In a recent blog “Taking Silence for Comprehension,” I talked about how patients may not understand the risks and benefits of treatment options and quality of life considerations and may not know what questions to ask. Similarly, when doctors bring up the subject of end of life care goals, it is not unusual for patients to be silent. I recall a patient saying to me, “I never died before, I don’t know what questions to ask. I really have to think about how I’m going to die.”
I can’t tell you how often I’ve heard patients say that they didn’t know what questions to ask. Others have said that they were too intimidated to question a doctor. I recall George Lewis, who appeared in our video Voices from the Lived World of Illness saying, “You hear but you don’t comprehend. A day or so later you wish you would have asked questions.” In the same video Pat Barr states, “Doctors take silence as comprehension.”
In my July 7 blog Patient Resource Consultant, I shared the circumstances in which I found myself unexpectedly working in cancer care. In essence, Pat Barr, a breast cancer patient and a good friend, convinced the Bennington cancer center’s medical director to hire a patient advocate and volunteered me. Reluctantly, I accepted but changed the job title to “patient resource consultant,” which more accurately described how I envisioned my role.
Upon reviewing SpeakSooner: A Patient’s Guide to Difficult Conversations, Dr. Joe O’Donnell, former Dean at Dartmouth Medical School and Chief of Oncology at the White River Junction VA Medical Center, said, “ With a tool like the Center for Communication in Medicine’s Difficult Conversations Guide, we can get on the same page as our patients, but even better, march together into a frightening future, more aligned with each other and able to support the chaotic journeys that having cancer brings.”
In my blog “With Great Difficulty or More Fully” (July 24, 2021), I referenced an article written by Dr. Ira Byock in which he discussed how doctors faced the end of life. Whether it was coincidence or not, only a few days after reading Dr. Byock’s article, a friend sent a poem by Dawna Markova (Awakin.org) titled “I Will Not Die an Unlived Life.” I’d like to share it with you.

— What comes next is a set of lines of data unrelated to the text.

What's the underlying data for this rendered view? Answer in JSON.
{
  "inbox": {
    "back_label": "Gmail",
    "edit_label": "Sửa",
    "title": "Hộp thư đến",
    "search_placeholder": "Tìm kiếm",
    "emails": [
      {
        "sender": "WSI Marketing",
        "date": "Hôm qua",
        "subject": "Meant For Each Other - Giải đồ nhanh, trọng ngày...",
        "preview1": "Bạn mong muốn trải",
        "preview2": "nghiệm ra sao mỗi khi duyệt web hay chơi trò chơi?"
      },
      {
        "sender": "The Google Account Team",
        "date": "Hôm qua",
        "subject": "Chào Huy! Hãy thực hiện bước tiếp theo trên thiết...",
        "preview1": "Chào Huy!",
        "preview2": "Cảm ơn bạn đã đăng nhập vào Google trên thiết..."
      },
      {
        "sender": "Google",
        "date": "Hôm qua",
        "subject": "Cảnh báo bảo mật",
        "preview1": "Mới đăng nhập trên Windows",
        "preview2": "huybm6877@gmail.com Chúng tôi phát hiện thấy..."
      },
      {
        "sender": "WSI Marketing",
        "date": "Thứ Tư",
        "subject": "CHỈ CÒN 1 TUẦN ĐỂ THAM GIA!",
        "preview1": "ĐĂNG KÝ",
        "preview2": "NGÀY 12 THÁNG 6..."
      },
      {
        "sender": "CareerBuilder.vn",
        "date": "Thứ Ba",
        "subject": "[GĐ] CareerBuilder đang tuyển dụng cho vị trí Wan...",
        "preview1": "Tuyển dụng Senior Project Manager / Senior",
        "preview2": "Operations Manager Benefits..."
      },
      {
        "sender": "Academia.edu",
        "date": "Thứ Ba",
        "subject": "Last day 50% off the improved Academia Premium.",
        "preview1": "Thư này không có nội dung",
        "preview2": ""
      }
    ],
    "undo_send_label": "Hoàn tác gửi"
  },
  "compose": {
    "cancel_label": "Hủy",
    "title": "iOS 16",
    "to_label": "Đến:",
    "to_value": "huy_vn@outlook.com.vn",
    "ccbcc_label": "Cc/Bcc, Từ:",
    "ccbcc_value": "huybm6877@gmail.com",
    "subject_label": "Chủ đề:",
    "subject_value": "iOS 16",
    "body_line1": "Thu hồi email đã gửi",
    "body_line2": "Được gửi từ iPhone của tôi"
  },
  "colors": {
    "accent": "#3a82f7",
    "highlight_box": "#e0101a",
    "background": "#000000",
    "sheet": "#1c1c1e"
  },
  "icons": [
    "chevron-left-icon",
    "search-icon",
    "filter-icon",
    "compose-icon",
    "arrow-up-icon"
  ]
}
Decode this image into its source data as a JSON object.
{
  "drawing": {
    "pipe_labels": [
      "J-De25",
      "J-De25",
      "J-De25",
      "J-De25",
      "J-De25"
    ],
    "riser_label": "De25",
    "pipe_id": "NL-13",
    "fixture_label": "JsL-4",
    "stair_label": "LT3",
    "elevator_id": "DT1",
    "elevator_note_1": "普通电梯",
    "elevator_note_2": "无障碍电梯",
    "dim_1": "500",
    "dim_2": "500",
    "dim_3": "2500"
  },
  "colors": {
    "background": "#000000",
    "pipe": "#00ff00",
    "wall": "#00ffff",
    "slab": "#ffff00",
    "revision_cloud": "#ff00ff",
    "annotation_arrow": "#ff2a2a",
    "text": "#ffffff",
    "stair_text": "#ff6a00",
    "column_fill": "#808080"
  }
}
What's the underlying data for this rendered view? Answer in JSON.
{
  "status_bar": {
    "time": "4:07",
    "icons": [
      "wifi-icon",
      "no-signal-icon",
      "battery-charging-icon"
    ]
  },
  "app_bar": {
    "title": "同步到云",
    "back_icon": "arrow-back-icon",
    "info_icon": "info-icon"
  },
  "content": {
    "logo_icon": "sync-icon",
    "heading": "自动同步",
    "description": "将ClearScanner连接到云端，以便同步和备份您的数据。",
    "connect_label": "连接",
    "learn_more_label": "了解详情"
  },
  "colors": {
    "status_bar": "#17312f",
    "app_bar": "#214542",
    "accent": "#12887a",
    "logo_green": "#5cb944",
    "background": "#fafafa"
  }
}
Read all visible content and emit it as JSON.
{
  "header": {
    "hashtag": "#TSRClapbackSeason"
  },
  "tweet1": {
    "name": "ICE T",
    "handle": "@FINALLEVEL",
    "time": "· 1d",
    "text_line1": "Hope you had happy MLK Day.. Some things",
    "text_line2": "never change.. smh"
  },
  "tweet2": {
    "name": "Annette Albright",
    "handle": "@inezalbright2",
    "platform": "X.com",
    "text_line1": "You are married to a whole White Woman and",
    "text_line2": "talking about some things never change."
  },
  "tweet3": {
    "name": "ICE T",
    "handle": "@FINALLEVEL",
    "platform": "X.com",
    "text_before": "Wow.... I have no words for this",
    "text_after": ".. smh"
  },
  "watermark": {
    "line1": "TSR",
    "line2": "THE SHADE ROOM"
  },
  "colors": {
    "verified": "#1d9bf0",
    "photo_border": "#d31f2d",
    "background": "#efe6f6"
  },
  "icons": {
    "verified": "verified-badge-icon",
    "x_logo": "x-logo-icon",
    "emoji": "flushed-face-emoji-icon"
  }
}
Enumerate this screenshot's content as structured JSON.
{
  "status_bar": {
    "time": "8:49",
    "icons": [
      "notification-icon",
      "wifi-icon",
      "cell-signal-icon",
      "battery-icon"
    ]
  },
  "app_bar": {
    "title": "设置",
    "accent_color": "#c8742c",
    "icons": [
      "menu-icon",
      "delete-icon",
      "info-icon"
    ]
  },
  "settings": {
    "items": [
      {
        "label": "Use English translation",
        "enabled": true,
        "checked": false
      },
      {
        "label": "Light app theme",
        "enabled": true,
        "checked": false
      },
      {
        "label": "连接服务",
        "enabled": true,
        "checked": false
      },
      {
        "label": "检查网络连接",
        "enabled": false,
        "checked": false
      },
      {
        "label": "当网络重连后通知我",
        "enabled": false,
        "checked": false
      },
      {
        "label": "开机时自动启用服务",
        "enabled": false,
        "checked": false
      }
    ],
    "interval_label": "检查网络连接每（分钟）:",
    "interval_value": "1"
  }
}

A few days ago, I came across a folder on my computer that contained a New York Times article (June 30, 2016) titled “At the End of Life, What Would Doctors Do?” by palliative care physician Dr. Ira Byock. The article explored what doctors think when facing death, referencing Dr. Ken Murray’s online essay “How Doctors Die,” which offered a personal observation that doctors who recommended late-stage treatments may not prescribe the same for themselves.
In digging through files, I discovered a job description of my first position in the world of cancer care. Memories flooded in, including how I initially refused to accept the job. Let me tell you how the door was opened.
The other day a dear friend Rachel Hadas emailed to tell me that she “loves the intuitive wisdom, in cutting through Gordian Knots, that I demonstrate in my blogs.” I liked the sound of what she was saying but wanted to be sure that I understood the meaning of her words. So, as I often do, I looked up the definition of Gordian Knot. You see, Rachel is a renowned poet and professor of English Literature at Rutgers University and her metaphors are chosen with care.